At 38,000 feet in the air, somewhere over the Eastern Pacific Ocean, I woke up. I was flying from South America back to Dallas and I was scared. The physical symptoms that were brewing inside me were unlike any I had ever experienced before. My heart was racing and I didn’t know why. I felt like I was going to spontaneously combust as I sat there, sweating in my seat. Everyone seemed to be asleep on the flight except me. With what was about to happen, that was probably a good thing.
On that seven hour flight, I was fortunately able to maintain control of my emotional sanity, but there were other parts of me that I could not control. As the plane touched down in Dallas, I had made eleven trips to the bathroom and had lost a lot of fluids to say the least.

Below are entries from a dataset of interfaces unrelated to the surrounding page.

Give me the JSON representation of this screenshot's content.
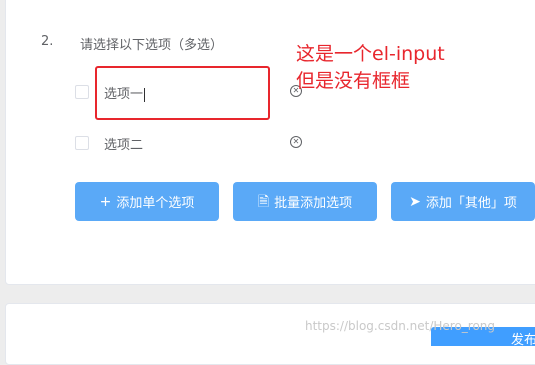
{
  "question": {
    "number": "2.",
    "title": "请选择以下选项（多选）",
    "options": [
      {
        "label": "选项一"
      },
      {
        "label": "选项二"
      }
    ],
    "delete_icon": "circle-x-icon"
  },
  "annotation": {
    "line1": "这是一个el-input",
    "line2": "但是没有框框",
    "color": "#e8262d"
  },
  "buttons": [
    {
      "label": "添加单个选项",
      "icon": "plus-icon",
      "glyph": "+"
    },
    {
      "label": "批量添加选项",
      "icon": "document-add-icon",
      "glyph": "🗎"
    },
    {
      "label": "添加「其他」项",
      "icon": "send-icon",
      "glyph": "➤"
    }
  ],
  "watermark": "https://blog.csdn.net/Hero_rong",
  "publish_button": {
    "label": "发布"
  },
  "colors": {
    "button_bg": "#5aa9f7",
    "primary": "#409eff"
  }
}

Rewind 6-8 hours. I was eating roasted chicken prior to my flight. The chicken was well cooked and hot when it arrived in front of me. The fries were also hot. As I dipped the fries in the trio of sauces that were on the table, I did note that they were not cold and even slightly warm. My hunger and the flavors of the sauces put any thoughts of danger out of my head. Without any testing of the food, it is hard to definitively say it was the sauces, but all indications were pointing in that direction.
Let alone the potentially very serious/deadly effects of foodborne illness, it is even more troubling when you eat something very delicious and it comes back to haunt you. It’s times like those that I never forget the meals that I had before I got sick. I use meals plural because foodborne illnesses take different amounts of time to present in our systems. It may be fruitless, and unnecessarily damaging to restaurants, for people to immediately get online and spout off on the review site of choice to let the world know you got sick at XYZ restaurant. In fact, it may have been that restaurant or it may have been one of the other restaurants you ate at during the last 12+ hours that made you sick. Pinning foodborne illness on a restaurant is not as clear cut as we would like.

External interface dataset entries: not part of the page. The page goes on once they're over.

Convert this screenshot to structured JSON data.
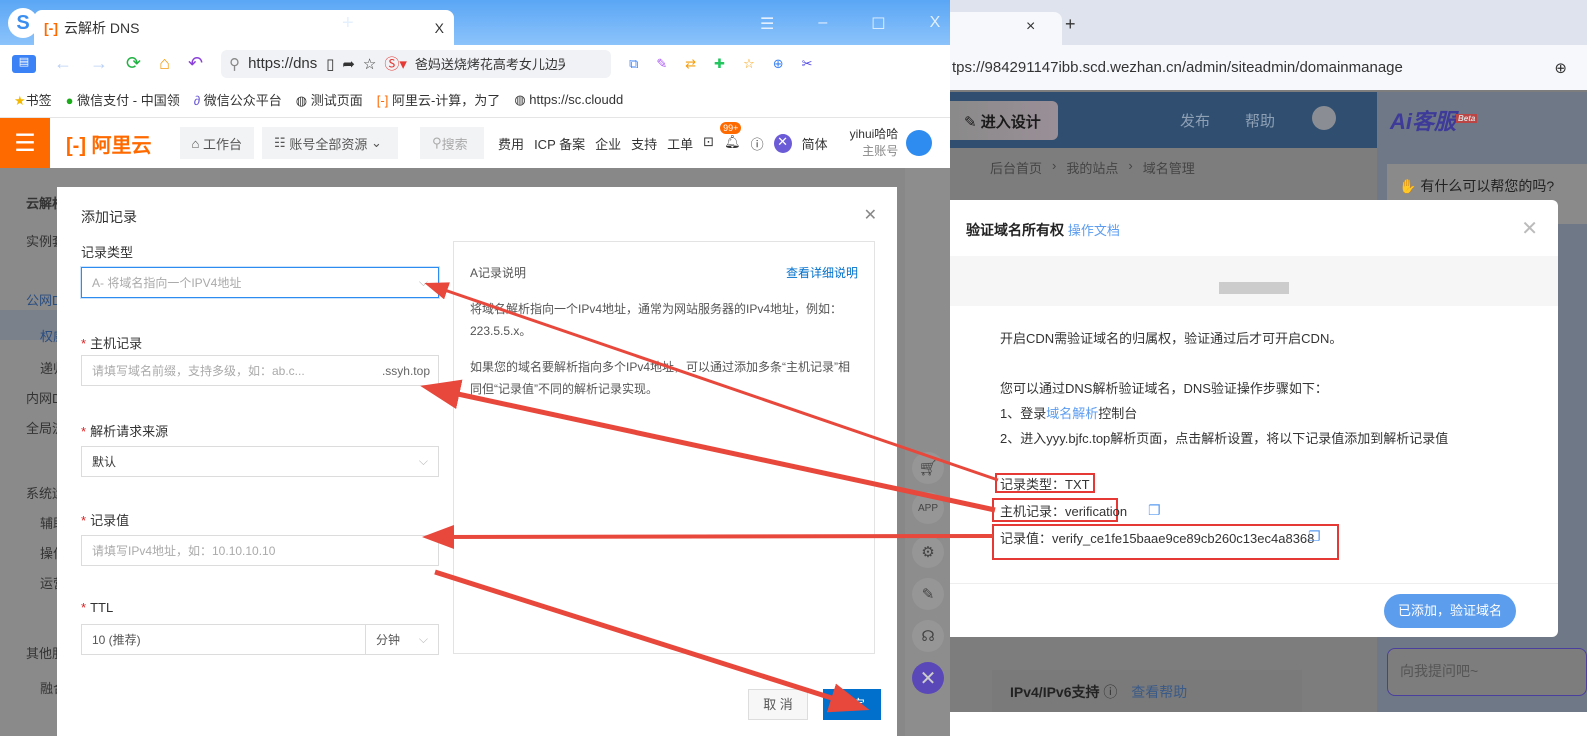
{
  "left_browser": {
    "tab_title": "云解析 DNS",
    "tab_close": "X",
    "new_tab": "+",
    "url": "https://dns",
    "search_text": "爸妈送烧烤花高考女儿边哭",
    "bookmarks": [
      "书签",
      "微信支付 - 中国领",
      "微信公众平台",
      "测试页面",
      "阿里云-计算，为了",
      "https://sc.cloudd"
    ],
    "window_buttons": [
      "☰",
      "–",
      "☐",
      "X"
    ]
  },
  "aliyun_header": {
    "logo": "阿里云",
    "workbench": "工作台",
    "resources": "账号全部资源",
    "search_placeholder": "搜索",
    "nav": [
      "费用",
      "ICP 备案",
      "企业",
      "支持",
      "工单"
    ],
    "badge": "99+",
    "lang": "简体",
    "user": "yihui哈哈",
    "account": "主账号"
  },
  "sidebar": {
    "items": [
      "云解析",
      "实例套",
      "公网D",
      "权威",
      "递归",
      "内网D",
      "全局流",
      "系统运",
      "辅助",
      "操作",
      "运营",
      "其他服",
      "融合"
    ]
  },
  "add_record_modal": {
    "title": "添加记录",
    "record_type_label": "记录类型",
    "record_type_value": "A- 将域名指向一个IPV4地址",
    "host_label": "主机记录",
    "host_placeholder": "请填写域名前缀，支持多级，如：ab.c...",
    "host_suffix": ".ssyh.top",
    "source_label": "解析请求来源",
    "source_value": "默认",
    "value_label": "记录值",
    "value_placeholder": "请填写IPv4地址，如：10.10.10.10",
    "ttl_label": "TTL",
    "ttl_value": "10 (推荐)",
    "ttl_unit": "分钟",
    "info_title": "A记录说明",
    "info_link": "查看详细说明",
    "info_p1": "将域名解析指向一个IPv4地址，通常为网站服务器的IPv4地址，例如：223.5.5.x。",
    "info_p2": "如果您的域名要解析指向多个IPv4地址，可以通过添加多条“主机记录”相同但“记录值”不同的解析记录实现。",
    "cancel": "取 消",
    "confirm": "确定"
  },
  "right_browser": {
    "tab_close": "×",
    "new_tab": "+",
    "url": "tps://984291147ibb.scd.wezhan.cn/admin/siteadmin/domainmanage",
    "design_button": "进入设计",
    "publish": "发布",
    "help": "帮助",
    "breadcrumb": [
      "后台首页",
      "我的站点",
      "域名管理"
    ],
    "ai_title": "Ai客服",
    "ai_beta": "Beta",
    "ai_greeting": "有什么可以帮您的吗?",
    "ai_input_placeholder": "向我提问吧~",
    "ipv_title": "IPv4/IPv6支持",
    "ipv_help": "查看帮助"
  },
  "verify_dialog": {
    "title": "验证域名所有权",
    "doc_link": "操作文档",
    "p1": "开启CDN需验证域名的归属权，验证通过后才可开启CDN。",
    "p2": "您可以通过DNS解析验证域名，DNS验证操作步骤如下：",
    "step1_prefix": "1、登录",
    "step1_link": "域名解析",
    "step1_suffix": "控制台",
    "step2": "2、进入yyy.bjfc.top解析页面，点击解析设置，将以下记录值添加到解析记录值",
    "record_type": "记录类型：TXT",
    "host": "主机记录：verification",
    "value": "记录值：verify_ce1fe15baae9ce89cb260c13ec4a8368",
    "submit": "已添加，验证域名"
  },
  "colors": {
    "aliyun_orange": "#ff6a00",
    "primary_blue": "#0070cc",
    "arrow_red": "#e8473b",
    "verify_button": "#5c9ded"
  }
}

In the U.S. we have systems in place to report and address these types of things. In most Latin American countries, those systems are in their infancy or do not exist. This is one more reason why restaurants in Latin America do not get a lot of foodborne illness outbreaks assigned to them because the systems are not in place to take consumers complaints and then investigate and enforce poor food safety practices. For many travelers, they are often moving on to the next town, so it’s difficult for the traveler to notify the restaurant if they have already moved on.
In Part 2, I’ll look at a disturbing trend that we witness in Latin American restaurants when someone does report a problem. Until then, we at Cocina Verify are working to bring travelers more safe dining options in Latin America and beyond. Trust Standards!